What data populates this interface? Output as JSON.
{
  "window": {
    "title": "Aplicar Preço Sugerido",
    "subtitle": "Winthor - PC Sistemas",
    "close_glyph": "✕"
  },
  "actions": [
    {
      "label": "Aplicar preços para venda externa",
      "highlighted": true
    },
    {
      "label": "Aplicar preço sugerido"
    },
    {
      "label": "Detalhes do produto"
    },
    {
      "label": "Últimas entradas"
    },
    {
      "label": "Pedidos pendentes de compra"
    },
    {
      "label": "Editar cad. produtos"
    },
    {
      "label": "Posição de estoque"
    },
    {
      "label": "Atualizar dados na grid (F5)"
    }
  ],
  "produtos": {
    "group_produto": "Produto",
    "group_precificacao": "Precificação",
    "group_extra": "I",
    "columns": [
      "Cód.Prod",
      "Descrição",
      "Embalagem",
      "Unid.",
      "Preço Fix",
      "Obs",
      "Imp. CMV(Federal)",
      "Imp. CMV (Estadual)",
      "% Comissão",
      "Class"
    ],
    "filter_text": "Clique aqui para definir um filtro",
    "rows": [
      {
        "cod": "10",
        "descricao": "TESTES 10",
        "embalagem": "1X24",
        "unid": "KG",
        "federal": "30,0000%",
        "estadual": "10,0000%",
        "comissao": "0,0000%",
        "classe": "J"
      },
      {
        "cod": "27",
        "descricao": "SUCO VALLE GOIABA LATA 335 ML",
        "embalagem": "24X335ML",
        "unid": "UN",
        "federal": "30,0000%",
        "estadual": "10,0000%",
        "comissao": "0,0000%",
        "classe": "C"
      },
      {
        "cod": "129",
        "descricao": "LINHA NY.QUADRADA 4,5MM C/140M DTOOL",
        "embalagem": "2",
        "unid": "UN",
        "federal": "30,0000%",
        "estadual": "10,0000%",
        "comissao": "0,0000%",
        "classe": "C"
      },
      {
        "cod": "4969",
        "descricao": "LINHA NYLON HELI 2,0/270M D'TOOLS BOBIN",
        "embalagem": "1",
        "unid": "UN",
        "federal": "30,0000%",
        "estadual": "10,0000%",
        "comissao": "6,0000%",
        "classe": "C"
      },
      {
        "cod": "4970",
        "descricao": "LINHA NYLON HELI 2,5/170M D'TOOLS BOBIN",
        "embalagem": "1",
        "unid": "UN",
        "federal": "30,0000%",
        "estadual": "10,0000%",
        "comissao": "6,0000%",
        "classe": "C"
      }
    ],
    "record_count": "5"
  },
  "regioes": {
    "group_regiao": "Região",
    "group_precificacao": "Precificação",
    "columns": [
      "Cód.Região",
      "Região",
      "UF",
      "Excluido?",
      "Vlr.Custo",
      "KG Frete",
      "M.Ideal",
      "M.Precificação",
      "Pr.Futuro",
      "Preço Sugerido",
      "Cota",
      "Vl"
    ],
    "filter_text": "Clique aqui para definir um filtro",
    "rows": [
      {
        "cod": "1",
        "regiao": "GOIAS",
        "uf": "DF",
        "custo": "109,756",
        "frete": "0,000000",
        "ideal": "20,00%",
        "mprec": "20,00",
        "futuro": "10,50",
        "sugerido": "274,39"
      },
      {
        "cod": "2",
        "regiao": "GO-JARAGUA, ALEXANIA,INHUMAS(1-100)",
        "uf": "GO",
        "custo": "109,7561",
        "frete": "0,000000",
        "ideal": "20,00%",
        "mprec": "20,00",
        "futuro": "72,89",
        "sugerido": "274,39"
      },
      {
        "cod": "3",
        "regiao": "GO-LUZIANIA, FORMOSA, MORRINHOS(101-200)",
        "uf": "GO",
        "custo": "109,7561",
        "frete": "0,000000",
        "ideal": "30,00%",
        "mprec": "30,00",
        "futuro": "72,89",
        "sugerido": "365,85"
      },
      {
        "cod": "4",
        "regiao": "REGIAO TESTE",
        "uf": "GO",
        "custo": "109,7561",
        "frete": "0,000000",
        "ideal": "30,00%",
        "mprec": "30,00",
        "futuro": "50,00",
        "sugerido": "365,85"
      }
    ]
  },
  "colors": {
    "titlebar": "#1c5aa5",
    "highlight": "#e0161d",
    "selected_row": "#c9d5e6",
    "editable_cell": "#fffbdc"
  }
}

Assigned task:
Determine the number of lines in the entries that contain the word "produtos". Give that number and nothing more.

Task output:
2